Look through the records below, and copy out every line that holds the string "feature".

■ **LISTED ENTRIES**:
■ ■ ■

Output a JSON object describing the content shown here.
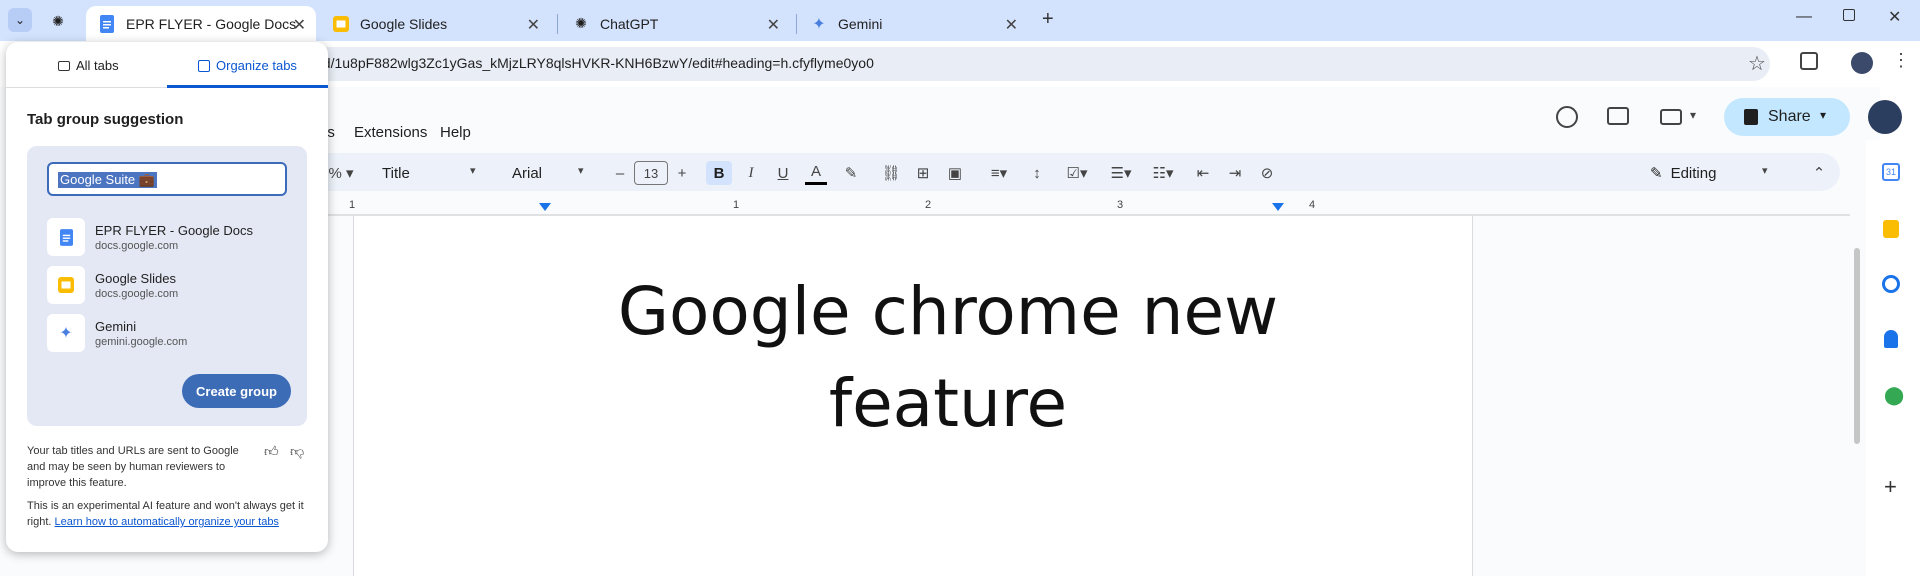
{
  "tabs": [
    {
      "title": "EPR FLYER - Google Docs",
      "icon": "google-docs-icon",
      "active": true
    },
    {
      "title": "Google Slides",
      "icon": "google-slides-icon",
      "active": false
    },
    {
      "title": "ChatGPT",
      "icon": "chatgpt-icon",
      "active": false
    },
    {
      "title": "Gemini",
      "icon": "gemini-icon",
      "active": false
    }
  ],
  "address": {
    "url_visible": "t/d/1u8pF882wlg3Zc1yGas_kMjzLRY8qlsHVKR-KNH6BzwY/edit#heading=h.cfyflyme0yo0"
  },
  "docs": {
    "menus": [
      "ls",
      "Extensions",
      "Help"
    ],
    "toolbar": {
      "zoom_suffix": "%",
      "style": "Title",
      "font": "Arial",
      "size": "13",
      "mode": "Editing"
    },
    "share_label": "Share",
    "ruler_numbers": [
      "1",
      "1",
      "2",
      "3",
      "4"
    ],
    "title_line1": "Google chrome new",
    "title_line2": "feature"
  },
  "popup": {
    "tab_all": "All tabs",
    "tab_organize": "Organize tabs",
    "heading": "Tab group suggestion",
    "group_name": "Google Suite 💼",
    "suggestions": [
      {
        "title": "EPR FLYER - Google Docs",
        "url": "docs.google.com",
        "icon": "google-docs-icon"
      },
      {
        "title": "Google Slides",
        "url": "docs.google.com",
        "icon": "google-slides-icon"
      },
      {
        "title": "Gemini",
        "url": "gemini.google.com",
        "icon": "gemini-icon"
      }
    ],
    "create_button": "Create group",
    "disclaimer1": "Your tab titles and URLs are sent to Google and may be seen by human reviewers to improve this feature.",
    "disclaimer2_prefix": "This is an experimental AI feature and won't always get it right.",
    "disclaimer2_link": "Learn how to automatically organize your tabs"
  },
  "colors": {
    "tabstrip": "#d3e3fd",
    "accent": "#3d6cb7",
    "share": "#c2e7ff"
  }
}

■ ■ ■

■ **RESULT OF THE TASK**:
    "title_line2": "feature"
    "disclaimer1": "Your tab titles and URLs are sent to Google and may be seen by human reviewers to improve this feature.",
    "disclaimer2_prefix": "This is an experimental AI feature and won't always get it right.",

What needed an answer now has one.